Dr. Robert K. Ross, The California Endowment's president and CEO, joined other foundation, business, religious, and public sector leaders at a meeting with Obama and joined him at the announcement of the initiative in the White House's East Room. (Disclosure: The California Endowment has funded KCET programs.)
"All of our sons and brothers need support and opportunities to be successful," Ross said. "As tomorrow's leaders, young people of color will help define America's future. Now is the time to work together, invest in these young people, and provide them what they need to be responsible and healthy adults."
Obama's initiative, dubbed My Brother's Keeper, will identify and promote programs helping connect boys and young men of color to mentoring, support networks, and skills they need to find a good job or go to college and work their way into the middle class, according to the White House.
"The group that is facing some of the most severe challenges in 21st century America is boys and young men of color," Obama said. "... By giving more of our young men access to mentors ... we can keep them from falling through the cracks."
Obama signed a presidential memorandum establishing the My Brother's Keeper Task Force, an interagency effort charged with helping determine what public and private efforts are working and how to expand upon them, how the federal government's policies and programs can better support the efforts and how to involve state and local officials, the private sector, and philanthropic community.
The task force will be chaired by Broderick Johnson, an assistant to the president and cabinet secretary.
My Brother's Keeper has received the backing of other leading foundations and such businesses as McDonald's, American Express, and Sam's Club.
Business leaders who met with Obama today to discuss ways they and their companies can help improve the lives of boys and young men of color included Basketball Hall of Fame member Earvin "Magic" Johnson and Thomas Tull, the CEO of Burbank-based Legendary Entertainment.
The California Endowment has committed spending $50 million over seven years on behalf of its Sons & Brothers campaign, intended to "make health and opportunity happen for boys and men of color," according to the Endowment, a private statewide health foundation whose mission is expanding access to affordable, quality health care for underserved individuals and communities, and promoting improvements in the health status of all Californians.

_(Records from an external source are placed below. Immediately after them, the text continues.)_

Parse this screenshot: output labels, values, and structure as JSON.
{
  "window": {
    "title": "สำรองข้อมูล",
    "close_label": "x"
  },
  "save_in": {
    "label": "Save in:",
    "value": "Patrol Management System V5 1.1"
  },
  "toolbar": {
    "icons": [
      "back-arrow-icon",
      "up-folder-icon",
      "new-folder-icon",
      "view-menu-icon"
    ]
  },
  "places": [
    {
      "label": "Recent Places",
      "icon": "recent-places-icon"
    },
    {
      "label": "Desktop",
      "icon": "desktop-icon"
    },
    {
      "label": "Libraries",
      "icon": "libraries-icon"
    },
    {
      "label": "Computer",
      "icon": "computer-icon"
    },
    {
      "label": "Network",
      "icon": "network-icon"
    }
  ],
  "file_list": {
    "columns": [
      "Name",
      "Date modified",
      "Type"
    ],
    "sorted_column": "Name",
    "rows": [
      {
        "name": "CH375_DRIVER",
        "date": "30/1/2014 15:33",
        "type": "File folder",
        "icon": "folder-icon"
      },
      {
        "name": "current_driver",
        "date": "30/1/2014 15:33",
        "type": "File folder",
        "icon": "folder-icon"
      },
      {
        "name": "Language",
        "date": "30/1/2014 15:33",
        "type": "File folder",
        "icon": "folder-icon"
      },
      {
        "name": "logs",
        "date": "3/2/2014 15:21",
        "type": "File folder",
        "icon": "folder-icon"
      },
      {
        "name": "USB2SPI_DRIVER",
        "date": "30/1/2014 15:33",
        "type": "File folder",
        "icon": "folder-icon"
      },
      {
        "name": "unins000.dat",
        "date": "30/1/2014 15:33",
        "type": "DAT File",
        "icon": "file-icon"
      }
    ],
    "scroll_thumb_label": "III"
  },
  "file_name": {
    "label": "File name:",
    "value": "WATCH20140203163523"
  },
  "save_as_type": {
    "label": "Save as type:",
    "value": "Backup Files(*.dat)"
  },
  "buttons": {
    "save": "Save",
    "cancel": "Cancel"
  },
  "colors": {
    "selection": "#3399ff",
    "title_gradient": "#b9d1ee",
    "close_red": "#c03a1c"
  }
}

The $50 million will be used to improve third-grade reading levels, reduce chronic absenteeism and reduce the school dropout rate, support efforts at overhauling the juvenile justice system, and enrolling young people into health coverage programs.